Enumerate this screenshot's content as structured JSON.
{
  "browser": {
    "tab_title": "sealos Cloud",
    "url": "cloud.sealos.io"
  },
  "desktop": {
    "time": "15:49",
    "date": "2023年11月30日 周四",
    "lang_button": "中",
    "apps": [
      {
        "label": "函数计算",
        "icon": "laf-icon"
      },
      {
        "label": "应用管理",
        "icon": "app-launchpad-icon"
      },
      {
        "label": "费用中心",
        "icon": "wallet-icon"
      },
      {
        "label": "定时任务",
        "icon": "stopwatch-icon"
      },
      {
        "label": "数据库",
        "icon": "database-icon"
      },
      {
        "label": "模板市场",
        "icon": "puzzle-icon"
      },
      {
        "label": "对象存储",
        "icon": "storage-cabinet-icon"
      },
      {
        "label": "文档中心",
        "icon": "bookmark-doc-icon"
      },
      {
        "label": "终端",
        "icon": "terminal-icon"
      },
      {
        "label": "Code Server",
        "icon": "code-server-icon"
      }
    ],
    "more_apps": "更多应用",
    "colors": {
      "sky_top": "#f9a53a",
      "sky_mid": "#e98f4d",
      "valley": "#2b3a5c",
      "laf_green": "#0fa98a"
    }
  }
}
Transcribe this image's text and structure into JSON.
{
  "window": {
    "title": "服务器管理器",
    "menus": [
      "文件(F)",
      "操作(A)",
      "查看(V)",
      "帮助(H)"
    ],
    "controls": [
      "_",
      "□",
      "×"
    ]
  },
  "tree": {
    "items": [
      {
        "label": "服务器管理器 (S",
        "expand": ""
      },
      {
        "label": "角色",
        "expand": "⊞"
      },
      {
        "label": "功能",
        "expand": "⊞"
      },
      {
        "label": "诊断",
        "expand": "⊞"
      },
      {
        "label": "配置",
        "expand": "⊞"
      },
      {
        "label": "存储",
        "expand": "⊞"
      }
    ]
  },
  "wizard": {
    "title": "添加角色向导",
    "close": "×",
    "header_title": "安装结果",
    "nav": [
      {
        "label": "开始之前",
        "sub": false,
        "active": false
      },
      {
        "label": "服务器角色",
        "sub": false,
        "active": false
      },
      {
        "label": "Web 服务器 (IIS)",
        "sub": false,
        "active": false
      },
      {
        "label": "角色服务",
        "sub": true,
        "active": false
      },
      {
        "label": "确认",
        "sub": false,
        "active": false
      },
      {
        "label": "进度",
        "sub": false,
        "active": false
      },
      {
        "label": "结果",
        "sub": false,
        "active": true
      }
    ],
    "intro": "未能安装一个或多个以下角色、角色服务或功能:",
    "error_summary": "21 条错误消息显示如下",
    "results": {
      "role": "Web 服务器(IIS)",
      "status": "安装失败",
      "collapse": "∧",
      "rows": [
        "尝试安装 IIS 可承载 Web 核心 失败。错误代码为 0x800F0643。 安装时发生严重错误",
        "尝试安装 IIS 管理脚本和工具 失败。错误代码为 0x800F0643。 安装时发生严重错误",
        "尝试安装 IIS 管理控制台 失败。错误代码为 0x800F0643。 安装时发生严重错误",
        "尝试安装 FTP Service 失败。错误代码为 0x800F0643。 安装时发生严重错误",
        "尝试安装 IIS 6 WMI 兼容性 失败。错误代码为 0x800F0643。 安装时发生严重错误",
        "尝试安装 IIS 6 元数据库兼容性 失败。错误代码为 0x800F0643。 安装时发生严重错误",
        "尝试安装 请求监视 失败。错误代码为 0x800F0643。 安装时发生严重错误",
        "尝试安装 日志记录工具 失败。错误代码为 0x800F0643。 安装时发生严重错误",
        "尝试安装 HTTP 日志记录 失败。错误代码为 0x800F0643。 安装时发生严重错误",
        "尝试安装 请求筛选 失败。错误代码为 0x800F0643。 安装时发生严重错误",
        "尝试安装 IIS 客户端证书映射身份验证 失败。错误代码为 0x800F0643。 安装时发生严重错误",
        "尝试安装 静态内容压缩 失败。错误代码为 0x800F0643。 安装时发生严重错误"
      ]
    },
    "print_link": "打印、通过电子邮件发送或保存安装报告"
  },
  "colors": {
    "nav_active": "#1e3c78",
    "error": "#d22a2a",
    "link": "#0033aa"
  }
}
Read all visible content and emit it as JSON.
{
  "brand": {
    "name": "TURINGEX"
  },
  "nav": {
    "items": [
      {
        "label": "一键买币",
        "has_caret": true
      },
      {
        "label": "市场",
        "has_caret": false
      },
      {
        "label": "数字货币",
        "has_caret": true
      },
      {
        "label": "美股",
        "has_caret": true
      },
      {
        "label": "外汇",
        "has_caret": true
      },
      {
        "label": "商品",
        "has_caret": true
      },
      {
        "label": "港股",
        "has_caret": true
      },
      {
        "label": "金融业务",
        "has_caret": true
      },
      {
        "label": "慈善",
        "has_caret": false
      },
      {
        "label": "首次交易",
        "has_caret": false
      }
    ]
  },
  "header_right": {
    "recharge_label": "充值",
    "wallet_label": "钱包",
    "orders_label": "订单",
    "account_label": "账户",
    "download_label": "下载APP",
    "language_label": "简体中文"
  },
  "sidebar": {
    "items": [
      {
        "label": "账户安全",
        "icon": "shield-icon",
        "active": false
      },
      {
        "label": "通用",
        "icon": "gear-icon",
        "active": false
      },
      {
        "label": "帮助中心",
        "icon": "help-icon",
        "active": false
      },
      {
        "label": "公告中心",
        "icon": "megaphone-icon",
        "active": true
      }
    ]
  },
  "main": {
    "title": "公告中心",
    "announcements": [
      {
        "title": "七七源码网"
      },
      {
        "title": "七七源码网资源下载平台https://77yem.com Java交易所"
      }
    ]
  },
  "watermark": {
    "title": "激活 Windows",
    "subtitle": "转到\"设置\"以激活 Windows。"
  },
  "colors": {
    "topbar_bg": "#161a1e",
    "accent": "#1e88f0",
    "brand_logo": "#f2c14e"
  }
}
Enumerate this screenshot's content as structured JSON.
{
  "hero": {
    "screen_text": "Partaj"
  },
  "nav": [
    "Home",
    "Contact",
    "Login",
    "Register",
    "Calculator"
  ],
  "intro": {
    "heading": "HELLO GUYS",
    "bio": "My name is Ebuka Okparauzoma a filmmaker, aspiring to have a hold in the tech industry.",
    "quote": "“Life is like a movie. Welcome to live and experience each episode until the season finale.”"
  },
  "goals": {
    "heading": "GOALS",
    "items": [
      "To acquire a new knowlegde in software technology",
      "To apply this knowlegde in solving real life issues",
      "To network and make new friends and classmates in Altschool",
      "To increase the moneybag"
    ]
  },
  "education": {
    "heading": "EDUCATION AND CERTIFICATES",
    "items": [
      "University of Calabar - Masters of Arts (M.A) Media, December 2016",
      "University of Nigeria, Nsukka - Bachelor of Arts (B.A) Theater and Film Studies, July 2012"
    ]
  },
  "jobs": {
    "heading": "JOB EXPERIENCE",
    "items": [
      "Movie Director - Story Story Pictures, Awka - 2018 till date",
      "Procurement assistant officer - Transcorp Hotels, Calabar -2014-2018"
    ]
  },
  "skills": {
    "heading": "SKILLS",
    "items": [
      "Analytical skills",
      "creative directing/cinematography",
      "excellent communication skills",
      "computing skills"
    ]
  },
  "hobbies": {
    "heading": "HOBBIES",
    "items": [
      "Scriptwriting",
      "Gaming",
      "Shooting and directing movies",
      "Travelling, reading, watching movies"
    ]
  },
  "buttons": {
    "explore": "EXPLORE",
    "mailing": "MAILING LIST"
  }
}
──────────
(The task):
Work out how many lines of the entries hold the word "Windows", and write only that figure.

(Task answer):
2